Last Thursday was my birthday; a day, on which I had planned to celebrate me and my existence; a day which started out quite wonderfully, but which was seriously dampened at the end of the day by the news of the devastating earthquake off the coast of Japan. (Therefore, I’ll be saving my birthday recap for another day.)
J and I had just finished a fun movie night, when we switched to MSNBC and learned about the earthquake as it was unfolding.
I couldn’t help but feel incredibly silly and selfish for complaining about the fact that I couldn’t spend my birthday with my sister and the rest of the family, that there weren’t any friends close by to go out with, and that in general I just secretly wished for things that I couldn’t have on my birthday.

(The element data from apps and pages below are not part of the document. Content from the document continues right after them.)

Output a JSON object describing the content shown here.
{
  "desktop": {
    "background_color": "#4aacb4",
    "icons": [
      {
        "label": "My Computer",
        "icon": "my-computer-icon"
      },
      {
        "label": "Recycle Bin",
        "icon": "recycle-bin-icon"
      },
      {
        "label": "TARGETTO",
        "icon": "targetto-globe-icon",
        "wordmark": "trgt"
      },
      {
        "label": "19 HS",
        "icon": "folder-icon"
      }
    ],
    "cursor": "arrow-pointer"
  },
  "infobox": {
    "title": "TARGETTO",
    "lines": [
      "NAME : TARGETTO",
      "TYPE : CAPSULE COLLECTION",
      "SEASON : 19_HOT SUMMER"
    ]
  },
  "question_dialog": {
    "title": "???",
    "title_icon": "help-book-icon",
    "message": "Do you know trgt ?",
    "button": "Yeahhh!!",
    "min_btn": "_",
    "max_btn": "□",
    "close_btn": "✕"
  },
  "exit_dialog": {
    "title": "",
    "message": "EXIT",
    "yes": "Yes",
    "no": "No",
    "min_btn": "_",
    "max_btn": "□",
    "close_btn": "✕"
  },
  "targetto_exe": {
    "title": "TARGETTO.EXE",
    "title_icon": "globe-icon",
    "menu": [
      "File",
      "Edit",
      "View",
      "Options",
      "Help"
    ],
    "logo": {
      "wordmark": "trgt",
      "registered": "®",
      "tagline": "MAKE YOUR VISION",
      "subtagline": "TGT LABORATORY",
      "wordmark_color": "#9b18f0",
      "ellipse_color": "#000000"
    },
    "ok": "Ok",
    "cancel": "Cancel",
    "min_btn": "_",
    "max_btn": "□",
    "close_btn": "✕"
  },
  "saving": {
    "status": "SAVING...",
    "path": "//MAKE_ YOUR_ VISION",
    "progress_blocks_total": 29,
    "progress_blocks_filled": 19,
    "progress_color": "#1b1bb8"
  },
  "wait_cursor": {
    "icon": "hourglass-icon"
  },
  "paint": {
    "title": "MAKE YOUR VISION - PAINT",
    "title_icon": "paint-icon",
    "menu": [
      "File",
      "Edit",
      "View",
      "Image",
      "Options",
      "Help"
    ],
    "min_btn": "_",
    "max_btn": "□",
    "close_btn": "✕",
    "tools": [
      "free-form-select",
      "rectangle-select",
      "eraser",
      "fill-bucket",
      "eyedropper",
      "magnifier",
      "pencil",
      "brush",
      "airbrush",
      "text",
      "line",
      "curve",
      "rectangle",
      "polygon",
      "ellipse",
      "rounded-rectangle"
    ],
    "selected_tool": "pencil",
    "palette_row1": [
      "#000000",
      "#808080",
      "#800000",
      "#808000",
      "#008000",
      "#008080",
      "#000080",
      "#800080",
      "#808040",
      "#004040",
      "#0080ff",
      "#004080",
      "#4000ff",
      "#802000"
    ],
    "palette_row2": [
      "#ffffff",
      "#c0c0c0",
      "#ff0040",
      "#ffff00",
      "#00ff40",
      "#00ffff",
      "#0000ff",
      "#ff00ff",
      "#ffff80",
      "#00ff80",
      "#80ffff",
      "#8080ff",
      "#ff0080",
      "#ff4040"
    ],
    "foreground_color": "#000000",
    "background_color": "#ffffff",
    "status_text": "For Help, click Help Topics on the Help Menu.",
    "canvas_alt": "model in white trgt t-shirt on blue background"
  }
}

Many people in Japan, they might not even know where their friends and relatives are, they don’t know if they’re safe or even alive, which in turn made me incredible thankful for the fact that I at least know that my family and friends are safe and well.
I was glued to the TV into the early Friday morning hours and have been checking the news periodically over the weekend. The damage, the devastation, the hardship, the sheer destruction of this natural disaster-times-two is simply unfathomable. I am heartbroken for the people of Japan.
As a geologist, I am strangely fascinated and horrified at the same time by all natural disasters. Understanding the science behind it and being able to send out warnings and evacuate is so very important in order to save lives. We also forget that thousands of lives might have been spared because of the strict building codes and earthquake preparedness in Japan. Still, there will always be homes destroyed, lives lost and faith shattered.
Is it only me, or do you also feel that natural disasters are happening more frequently? It feels like we’re in a perpetual state of anticipation for the next shoe to drop. Sometimes I am afraid to turn on the news. But although images of disasters, violence and human hardship saturate our TV screens these days, I haven’t gone numb, but am always left emotionally devastated.
I always wonder: What’s next?